This use stayed pretty consistent throughout the kingdom era, and the idea of the lāhui Hawai‘i was used as a rallying point through a lot of the political troubles at the end of the nineteenth century. Hawaiian nationals knew they could garner the support of their allies when they called the lāhui Hawai‘i together. After the overthrow and illegal annexation, however, a lot of new people came into Hawai‘i, and they weren’t dedicated to the idea of an independent Hawaiian nation the same way Hawaiian nationals were. They were not necessarily a part of the lāhui Hawai‘i. As it became harder to rally the lāhui Hawai‘i as a national entity and American ideas about race became more prevalent, lāhui came to refer more to ethnicity in common usage. Now, with increased understanding of Hawaiian as a nationality as well as an ethnicity, the different ways to understand lāhui are returning.
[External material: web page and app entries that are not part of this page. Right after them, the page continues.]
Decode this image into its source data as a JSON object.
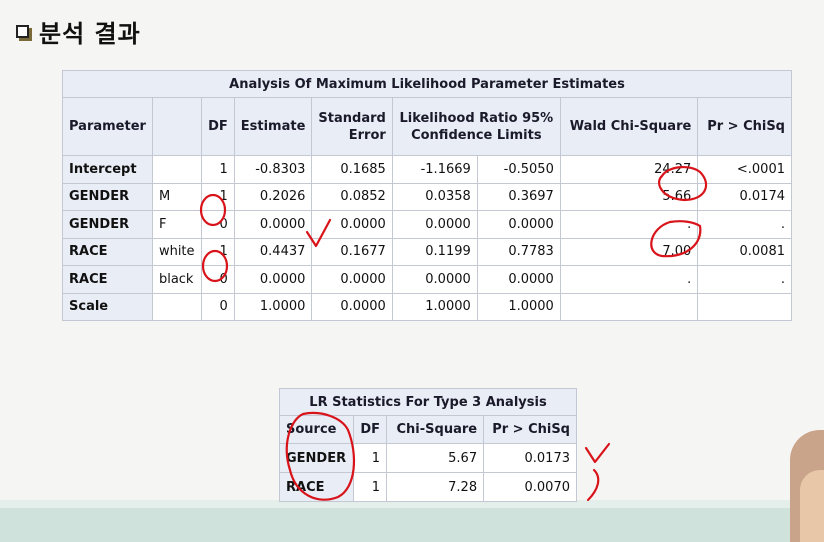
{
  "title": "분석 결과",
  "table1": {
    "caption": "Analysis Of Maximum Likelihood Parameter Estimates",
    "headers": {
      "parameter": "Parameter",
      "df": "DF",
      "estimate": "Estimate",
      "std_error_line1": "Standard",
      "std_error_line2": "Error",
      "lr_line1": "Likelihood Ratio 95%",
      "lr_line2": "Confidence Limits",
      "wald": "Wald Chi-Square",
      "pr": "Pr > ChiSq"
    },
    "rows": [
      {
        "param": "Intercept",
        "level": "",
        "df": "1",
        "estimate": "-0.8303",
        "se": "0.1685",
        "lower": "-1.1669",
        "upper": "-0.5050",
        "wald": "24.27",
        "pr": "<.0001"
      },
      {
        "param": "GENDER",
        "level": "M",
        "df": "1",
        "estimate": "0.2026",
        "se": "0.0852",
        "lower": "0.0358",
        "upper": "0.3697",
        "wald": "5.66",
        "pr": "0.0174"
      },
      {
        "param": "GENDER",
        "level": "F",
        "df": "0",
        "estimate": "0.0000",
        "se": "0.0000",
        "lower": "0.0000",
        "upper": "0.0000",
        "wald": ".",
        "pr": "."
      },
      {
        "param": "RACE",
        "level": "white",
        "df": "1",
        "estimate": "0.4437",
        "se": "0.1677",
        "lower": "0.1199",
        "upper": "0.7783",
        "wald": "7.00",
        "pr": "0.0081"
      },
      {
        "param": "RACE",
        "level": "black",
        "df": "0",
        "estimate": "0.0000",
        "se": "0.0000",
        "lower": "0.0000",
        "upper": "0.0000",
        "wald": ".",
        "pr": "."
      },
      {
        "param": "Scale",
        "level": "",
        "df": "0",
        "estimate": "1.0000",
        "se": "0.0000",
        "lower": "1.0000",
        "upper": "1.0000",
        "wald": "",
        "pr": ""
      }
    ]
  },
  "table2": {
    "caption": "LR Statistics For Type 3 Analysis",
    "headers": {
      "source": "Source",
      "df": "DF",
      "chisq": "Chi-Square",
      "pr": "Pr > ChiSq"
    },
    "rows": [
      {
        "source": "GENDER",
        "df": "1",
        "chisq": "5.67",
        "pr": "0.0173"
      },
      {
        "source": "RACE",
        "df": "1",
        "chisq": "7.28",
        "pr": "0.0070"
      }
    ]
  },
  "annotation_color": "#d8141a"
}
He aupuni palapala ko‘u; ‘o ke kanaka pono ‘o ia ko‘u kanaka.
Mine is the kingdom of education; the righteous man is my man.
Uttered by Kauikeaouli, Kamehameha III.
(‘Ōlelo No‘eau # 553)

Aloha ʻāina!

So now that we’ve learned more about the difference between lāhui Hawai‘i (Hawaiian nationality) and lāhui ‘ōiwi (Hawaiian ethnicity), what do we do? Be an aloha ‘āina! That’s a person who loves her or his land and country. Though it is similar to a patriot in English, an aloha ‘āina also has a deep connection to the land itself. Whenever you’re a citizen of a country, your allegiance is to the country, and it’s your civic duty to be a part of the government, to maintain its growth, to increase its growth, and to maintain its independence.  So what’s your nationality and what’s your ethnicity?